**EXERCISE REQUIREMENTS:** For the string "folder", work out how many lines of the data contain it and give that number with nothing added.

**RECORDS:**

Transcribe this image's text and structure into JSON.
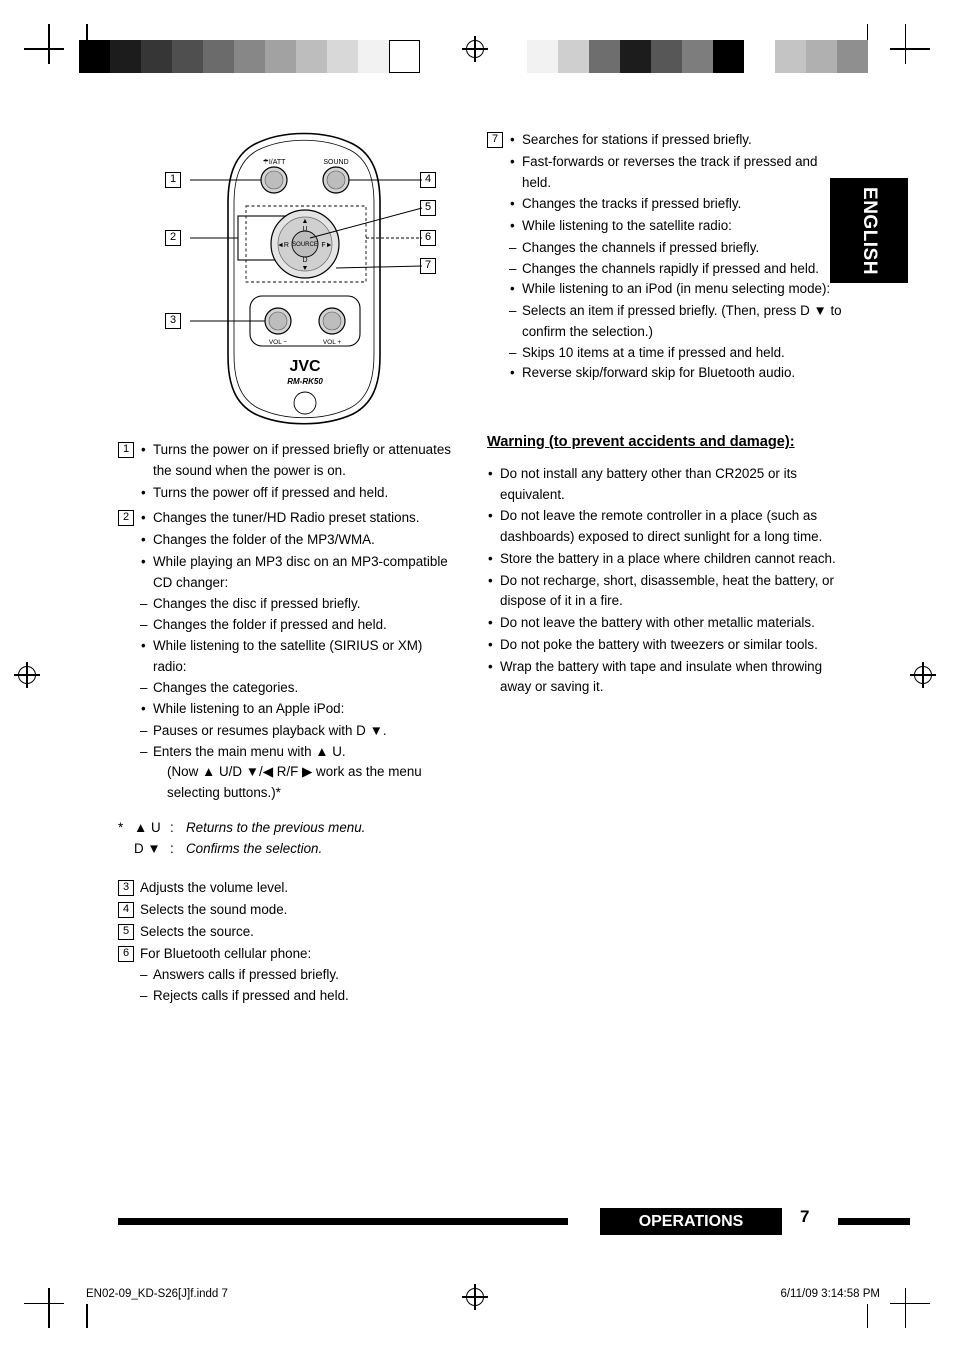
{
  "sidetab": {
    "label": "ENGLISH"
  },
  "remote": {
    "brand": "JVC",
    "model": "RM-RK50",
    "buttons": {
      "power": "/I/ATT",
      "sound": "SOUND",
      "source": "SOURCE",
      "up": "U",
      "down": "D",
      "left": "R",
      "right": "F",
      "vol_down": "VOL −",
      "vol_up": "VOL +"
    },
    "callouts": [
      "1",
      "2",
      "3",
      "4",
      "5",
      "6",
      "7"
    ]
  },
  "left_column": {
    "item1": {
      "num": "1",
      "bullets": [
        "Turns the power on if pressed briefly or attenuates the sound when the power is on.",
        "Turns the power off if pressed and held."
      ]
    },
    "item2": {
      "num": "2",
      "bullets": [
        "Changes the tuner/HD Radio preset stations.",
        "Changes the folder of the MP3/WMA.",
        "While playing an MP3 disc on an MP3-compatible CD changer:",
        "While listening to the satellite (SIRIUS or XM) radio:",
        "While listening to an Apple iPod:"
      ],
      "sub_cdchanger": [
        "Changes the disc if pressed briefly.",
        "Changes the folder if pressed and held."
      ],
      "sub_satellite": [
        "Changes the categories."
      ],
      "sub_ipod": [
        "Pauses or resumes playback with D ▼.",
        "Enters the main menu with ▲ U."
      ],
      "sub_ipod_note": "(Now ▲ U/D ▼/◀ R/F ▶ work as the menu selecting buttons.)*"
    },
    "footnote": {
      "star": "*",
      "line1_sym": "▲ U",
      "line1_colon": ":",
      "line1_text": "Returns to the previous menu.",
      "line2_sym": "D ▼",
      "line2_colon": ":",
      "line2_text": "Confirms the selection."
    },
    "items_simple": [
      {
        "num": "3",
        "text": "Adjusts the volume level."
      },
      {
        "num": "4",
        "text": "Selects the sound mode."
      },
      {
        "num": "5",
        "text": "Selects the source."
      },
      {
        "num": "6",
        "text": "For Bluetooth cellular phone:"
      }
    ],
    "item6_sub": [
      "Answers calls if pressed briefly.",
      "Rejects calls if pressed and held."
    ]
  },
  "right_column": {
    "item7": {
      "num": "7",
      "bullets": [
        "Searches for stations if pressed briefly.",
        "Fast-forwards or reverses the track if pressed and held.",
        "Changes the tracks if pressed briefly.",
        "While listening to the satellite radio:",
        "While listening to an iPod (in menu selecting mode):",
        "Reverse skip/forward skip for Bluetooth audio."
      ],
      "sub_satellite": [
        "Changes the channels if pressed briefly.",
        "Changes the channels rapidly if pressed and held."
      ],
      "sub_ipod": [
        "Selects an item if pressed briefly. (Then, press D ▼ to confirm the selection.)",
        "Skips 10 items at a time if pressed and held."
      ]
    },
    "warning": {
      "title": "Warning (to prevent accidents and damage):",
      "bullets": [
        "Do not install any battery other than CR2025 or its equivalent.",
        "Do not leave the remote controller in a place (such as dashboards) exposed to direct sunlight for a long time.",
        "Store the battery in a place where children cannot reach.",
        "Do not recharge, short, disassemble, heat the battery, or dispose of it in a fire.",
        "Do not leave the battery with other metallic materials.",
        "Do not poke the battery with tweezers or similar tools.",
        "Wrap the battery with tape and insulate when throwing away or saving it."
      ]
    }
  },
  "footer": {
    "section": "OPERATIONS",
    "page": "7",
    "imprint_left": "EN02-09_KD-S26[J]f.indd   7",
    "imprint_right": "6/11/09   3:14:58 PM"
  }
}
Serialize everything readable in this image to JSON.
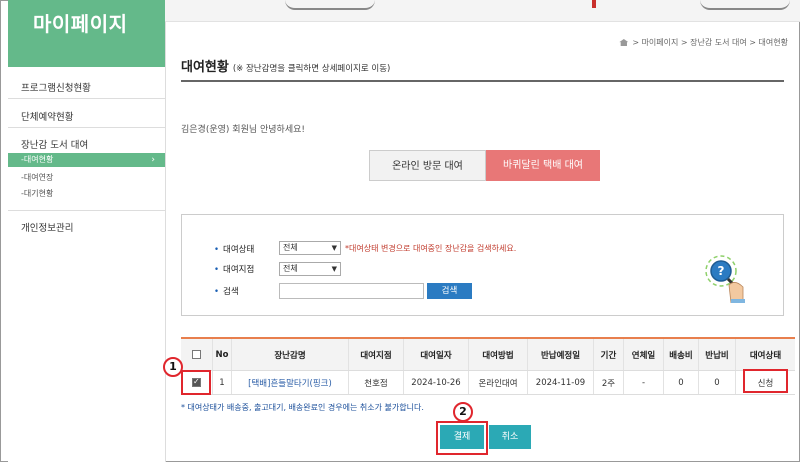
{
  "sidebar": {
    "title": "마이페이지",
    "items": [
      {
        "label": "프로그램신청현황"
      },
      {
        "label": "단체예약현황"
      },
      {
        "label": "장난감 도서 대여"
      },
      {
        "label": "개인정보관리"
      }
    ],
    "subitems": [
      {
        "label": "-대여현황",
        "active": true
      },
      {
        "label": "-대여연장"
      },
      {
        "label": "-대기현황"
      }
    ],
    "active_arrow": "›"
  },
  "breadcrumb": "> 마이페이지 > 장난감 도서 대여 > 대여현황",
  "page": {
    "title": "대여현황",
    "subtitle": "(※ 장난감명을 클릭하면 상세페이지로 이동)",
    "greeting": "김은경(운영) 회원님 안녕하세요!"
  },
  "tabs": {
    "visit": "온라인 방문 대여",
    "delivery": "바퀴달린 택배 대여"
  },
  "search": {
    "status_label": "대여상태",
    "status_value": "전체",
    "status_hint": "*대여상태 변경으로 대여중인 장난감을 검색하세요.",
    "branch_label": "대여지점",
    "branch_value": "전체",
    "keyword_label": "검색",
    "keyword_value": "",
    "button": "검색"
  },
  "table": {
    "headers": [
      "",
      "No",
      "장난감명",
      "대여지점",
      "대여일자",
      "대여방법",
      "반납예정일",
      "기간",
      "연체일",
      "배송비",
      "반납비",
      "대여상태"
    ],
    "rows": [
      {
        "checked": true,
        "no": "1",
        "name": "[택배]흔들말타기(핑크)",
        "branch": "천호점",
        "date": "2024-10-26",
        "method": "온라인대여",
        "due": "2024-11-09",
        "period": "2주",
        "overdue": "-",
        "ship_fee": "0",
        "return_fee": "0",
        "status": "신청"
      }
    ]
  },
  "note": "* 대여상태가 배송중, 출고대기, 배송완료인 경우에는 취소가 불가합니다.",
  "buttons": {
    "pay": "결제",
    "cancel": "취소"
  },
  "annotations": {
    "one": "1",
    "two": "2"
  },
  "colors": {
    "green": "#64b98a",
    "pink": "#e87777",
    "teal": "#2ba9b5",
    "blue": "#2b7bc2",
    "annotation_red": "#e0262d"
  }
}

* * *

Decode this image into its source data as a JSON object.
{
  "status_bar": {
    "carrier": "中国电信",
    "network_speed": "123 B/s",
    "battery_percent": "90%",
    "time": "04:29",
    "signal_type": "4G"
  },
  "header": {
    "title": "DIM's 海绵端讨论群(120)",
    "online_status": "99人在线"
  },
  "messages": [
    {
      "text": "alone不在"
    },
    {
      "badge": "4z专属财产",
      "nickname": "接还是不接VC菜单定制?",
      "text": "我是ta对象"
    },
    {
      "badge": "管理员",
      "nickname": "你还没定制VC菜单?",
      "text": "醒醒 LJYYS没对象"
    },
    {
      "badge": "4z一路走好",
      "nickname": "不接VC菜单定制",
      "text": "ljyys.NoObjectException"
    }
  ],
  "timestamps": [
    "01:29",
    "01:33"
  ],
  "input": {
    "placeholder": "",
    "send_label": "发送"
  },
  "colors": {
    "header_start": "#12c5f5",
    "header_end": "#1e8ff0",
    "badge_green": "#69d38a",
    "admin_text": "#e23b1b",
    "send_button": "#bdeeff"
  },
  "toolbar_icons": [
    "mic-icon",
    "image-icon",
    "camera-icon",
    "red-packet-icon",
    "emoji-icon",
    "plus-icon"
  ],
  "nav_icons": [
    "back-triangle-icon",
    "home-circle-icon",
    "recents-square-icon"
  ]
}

**EXERCISE RESPONSE:** 2